Pre-orders for the Apple Inc. (NASDAQ:AAPL) Watch start today, and the Street is excited. But if the initial reviews are anything to go by, this clearly is an early-stage product, and will appeal to only the most devoted Apple fans.
There watch is available in three variants: Apple Watch Sport, starting at $349, Apple Watch that has a price tag of $549, and the more classic Apple Watch Edition, made of 18-karat gold and starting at $10,000. But before you decide to spend hundreds of dollars on one, here are 4 things to consider.
1-You are not an iPhone user
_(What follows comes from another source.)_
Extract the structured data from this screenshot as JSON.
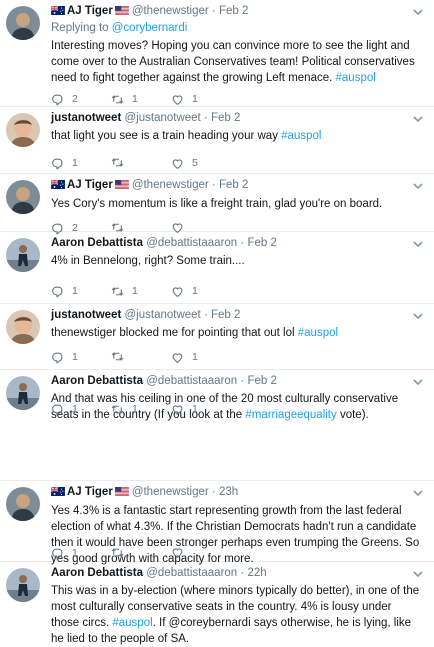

The Apple Inc. (NASDAQ:AAPL) Watch requires an iPhone. So if you don’t have one, throwing away your existing phone to buy a new, high-end smartphone, just to support a watch may not be that prudent. On top of that, some of the most compelling features of Apple Watch, involve interacting with another Watch. As such, if your friends and family don’t own one, you won’t be able to experience these features.
2-Always better to wait for the second generation of any new device
Past experiences have shown that first-generation devices usually have far lesser features than second generation ones. A case in point in Apple Inc. (NASDAQ:AAPL)’s iPad. The first generation iPad didn’t even have a camera! People who bought it may have been the coolest person on the block at that time, but later versions had fewer hardware and software glitches. So, instead of ordering an Apple Watch now, save your money and wait until Apple delivers a second version.
3-If you are not tech-savvy, avoid the Watch
According to several prominent reviews, Apple Watch has a complex interface and is not for the tech novice. Apple may have received accolades in the past for delivering user-friendly devices, but the watch is different. Bottom line: Give Apple Inc. (NASDAQ:AAPL) some time to iron out the kinks and streamline things a bit.
4-The early Apple Watch apps will suck
The possibilities of wearing an internet-connected computer on your wrist seem endless. But the long-term success of the Apple Inc. (NASDAQ:AAPL) Watch will largely depend on the quality of apps it supports. And herein lays the problem because developers are clearly frustrated at the much-less screen space available on the Watch as compared to a smartphone. The limited battery life also poses a big challenge to the developers, who have to be more conscious about power usage. If any app sucks up battery life, users will surely delete it.